==== Provided records

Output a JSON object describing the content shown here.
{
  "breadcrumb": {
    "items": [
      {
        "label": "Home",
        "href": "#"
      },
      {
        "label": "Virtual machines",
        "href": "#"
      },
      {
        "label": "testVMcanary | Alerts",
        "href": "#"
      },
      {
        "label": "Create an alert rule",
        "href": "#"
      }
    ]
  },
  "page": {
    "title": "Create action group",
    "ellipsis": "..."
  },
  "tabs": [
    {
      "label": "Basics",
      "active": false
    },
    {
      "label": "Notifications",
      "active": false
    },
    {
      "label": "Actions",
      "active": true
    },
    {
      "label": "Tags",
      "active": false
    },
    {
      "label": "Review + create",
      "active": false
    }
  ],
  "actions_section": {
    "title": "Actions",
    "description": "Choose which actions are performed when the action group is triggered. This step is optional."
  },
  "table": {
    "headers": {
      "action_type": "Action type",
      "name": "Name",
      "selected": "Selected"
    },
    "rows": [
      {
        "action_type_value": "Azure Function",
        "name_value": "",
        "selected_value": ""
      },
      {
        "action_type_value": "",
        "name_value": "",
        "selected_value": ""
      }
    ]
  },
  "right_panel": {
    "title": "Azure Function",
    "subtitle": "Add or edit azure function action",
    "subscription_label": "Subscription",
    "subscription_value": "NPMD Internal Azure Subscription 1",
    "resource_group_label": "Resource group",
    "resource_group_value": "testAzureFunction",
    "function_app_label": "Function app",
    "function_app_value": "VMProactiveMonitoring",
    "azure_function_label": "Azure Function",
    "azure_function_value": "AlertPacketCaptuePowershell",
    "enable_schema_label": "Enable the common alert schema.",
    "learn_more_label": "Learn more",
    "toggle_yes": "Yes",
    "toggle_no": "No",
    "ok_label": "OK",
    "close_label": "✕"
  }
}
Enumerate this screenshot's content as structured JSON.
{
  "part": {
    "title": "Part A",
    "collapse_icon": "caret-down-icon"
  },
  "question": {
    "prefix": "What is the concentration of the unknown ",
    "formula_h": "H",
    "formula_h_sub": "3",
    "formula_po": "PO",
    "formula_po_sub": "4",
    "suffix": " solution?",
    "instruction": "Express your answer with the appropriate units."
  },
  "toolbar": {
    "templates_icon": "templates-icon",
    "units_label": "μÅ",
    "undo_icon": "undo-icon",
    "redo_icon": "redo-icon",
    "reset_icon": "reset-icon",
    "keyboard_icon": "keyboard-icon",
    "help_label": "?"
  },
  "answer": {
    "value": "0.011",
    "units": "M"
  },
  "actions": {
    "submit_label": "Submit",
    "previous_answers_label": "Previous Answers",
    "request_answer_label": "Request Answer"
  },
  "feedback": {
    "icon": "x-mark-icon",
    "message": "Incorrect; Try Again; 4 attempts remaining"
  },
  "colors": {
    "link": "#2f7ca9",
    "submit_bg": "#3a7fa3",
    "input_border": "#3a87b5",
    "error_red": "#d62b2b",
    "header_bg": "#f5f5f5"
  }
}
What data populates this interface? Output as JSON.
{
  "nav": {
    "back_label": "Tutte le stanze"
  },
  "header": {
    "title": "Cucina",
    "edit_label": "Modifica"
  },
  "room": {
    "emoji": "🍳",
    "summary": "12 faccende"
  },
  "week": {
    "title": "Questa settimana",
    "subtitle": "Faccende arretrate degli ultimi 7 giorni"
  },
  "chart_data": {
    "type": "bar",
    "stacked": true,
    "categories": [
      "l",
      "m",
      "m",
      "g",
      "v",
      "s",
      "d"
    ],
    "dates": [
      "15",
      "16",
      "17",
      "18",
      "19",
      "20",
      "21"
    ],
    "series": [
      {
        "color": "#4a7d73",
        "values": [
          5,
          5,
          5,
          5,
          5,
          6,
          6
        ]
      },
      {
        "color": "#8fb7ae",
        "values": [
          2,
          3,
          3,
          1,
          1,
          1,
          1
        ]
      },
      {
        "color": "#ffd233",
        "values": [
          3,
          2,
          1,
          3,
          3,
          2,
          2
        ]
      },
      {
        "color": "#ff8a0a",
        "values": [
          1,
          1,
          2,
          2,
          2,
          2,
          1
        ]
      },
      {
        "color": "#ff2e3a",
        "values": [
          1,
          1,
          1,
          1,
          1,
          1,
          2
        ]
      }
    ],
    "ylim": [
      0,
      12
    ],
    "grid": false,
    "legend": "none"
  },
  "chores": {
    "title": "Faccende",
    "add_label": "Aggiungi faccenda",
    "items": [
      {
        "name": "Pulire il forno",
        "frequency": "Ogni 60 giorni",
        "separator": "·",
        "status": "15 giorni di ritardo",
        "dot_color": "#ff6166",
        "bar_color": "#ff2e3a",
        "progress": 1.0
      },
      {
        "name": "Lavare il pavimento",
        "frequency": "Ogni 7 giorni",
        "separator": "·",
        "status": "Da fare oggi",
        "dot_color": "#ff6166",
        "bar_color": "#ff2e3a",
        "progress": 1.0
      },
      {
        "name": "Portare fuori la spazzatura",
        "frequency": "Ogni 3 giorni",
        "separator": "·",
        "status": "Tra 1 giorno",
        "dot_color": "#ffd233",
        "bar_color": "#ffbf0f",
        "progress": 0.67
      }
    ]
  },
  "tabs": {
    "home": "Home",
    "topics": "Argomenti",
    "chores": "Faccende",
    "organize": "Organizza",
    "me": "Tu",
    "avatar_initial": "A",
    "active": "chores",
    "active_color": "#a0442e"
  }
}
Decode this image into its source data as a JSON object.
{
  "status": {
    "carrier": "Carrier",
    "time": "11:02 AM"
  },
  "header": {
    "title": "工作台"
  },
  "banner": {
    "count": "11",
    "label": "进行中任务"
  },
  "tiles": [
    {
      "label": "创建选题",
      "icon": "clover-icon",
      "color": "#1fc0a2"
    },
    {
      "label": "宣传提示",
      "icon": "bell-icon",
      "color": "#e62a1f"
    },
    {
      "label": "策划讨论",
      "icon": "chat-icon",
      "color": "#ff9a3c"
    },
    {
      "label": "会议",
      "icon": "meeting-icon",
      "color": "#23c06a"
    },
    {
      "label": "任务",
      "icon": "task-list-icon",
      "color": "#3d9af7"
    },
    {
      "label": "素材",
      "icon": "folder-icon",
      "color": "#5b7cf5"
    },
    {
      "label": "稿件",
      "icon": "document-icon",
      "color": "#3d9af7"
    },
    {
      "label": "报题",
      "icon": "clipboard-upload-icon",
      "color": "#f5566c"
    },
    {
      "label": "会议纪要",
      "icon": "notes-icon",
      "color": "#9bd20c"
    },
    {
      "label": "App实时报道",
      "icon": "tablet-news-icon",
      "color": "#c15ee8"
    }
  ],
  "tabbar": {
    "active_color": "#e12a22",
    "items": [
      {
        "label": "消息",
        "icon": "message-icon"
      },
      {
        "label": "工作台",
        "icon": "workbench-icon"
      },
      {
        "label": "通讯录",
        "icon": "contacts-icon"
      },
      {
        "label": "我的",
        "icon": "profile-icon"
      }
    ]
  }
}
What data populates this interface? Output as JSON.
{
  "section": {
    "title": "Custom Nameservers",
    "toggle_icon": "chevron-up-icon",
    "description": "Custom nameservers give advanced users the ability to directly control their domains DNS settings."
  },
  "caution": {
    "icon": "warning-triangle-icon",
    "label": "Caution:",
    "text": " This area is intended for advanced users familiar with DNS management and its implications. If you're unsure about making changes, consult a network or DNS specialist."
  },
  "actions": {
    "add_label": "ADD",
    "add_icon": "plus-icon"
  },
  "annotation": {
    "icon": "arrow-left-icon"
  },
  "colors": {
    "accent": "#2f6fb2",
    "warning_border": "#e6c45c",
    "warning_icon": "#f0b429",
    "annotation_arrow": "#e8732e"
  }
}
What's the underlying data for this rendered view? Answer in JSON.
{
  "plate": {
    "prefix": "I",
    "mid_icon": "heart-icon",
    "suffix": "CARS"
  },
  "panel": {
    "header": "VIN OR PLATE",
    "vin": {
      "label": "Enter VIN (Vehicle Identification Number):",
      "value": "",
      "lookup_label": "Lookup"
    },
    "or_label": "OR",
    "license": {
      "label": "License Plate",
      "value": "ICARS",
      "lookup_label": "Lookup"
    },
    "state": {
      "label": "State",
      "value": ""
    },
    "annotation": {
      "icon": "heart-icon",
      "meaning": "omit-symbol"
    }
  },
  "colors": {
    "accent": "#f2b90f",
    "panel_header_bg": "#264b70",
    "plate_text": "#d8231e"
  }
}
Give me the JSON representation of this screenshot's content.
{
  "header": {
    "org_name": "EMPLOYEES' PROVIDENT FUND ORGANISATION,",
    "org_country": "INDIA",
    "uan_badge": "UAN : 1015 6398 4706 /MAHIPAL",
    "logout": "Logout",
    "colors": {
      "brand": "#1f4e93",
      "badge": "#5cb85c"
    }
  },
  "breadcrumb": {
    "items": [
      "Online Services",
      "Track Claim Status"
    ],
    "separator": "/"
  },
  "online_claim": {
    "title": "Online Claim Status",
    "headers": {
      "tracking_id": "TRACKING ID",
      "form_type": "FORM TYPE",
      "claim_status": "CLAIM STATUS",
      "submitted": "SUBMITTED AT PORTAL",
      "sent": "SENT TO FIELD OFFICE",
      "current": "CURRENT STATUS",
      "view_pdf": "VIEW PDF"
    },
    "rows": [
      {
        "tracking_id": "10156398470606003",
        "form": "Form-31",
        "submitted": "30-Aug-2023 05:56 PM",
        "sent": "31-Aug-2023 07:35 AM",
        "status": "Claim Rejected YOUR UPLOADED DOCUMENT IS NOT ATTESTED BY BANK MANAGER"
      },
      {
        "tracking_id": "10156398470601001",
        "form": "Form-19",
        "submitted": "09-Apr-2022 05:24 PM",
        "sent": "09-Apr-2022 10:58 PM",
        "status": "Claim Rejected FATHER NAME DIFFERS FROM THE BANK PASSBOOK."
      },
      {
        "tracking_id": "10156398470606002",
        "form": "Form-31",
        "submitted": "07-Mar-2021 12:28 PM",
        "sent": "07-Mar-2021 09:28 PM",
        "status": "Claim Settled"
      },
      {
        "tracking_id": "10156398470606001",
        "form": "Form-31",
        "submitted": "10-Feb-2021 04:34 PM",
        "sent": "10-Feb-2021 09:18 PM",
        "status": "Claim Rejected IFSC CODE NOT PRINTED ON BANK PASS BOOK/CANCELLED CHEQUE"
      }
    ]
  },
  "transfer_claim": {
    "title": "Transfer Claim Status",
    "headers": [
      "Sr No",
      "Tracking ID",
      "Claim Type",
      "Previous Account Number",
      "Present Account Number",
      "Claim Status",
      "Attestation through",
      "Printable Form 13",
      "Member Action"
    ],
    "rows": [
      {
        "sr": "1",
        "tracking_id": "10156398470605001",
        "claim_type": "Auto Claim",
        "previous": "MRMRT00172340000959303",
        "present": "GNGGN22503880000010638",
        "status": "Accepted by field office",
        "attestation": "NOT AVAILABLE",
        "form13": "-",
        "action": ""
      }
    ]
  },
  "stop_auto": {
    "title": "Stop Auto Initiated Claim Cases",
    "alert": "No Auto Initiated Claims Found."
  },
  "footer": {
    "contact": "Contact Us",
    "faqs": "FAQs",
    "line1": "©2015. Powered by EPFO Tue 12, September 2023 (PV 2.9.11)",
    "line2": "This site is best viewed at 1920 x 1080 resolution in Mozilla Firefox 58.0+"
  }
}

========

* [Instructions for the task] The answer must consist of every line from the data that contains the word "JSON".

* [Task response]
Output a JSON object describing the content shown here.
Enumerate this screenshot's content as structured JSON.
What data populates this interface? Output as JSON.
Decode this image into its source data as a JSON object.
What data populates this interface? Output as JSON.
What's the underlying data for this rendered view? Answer in JSON.
Give me the JSON representation of this screenshot's content.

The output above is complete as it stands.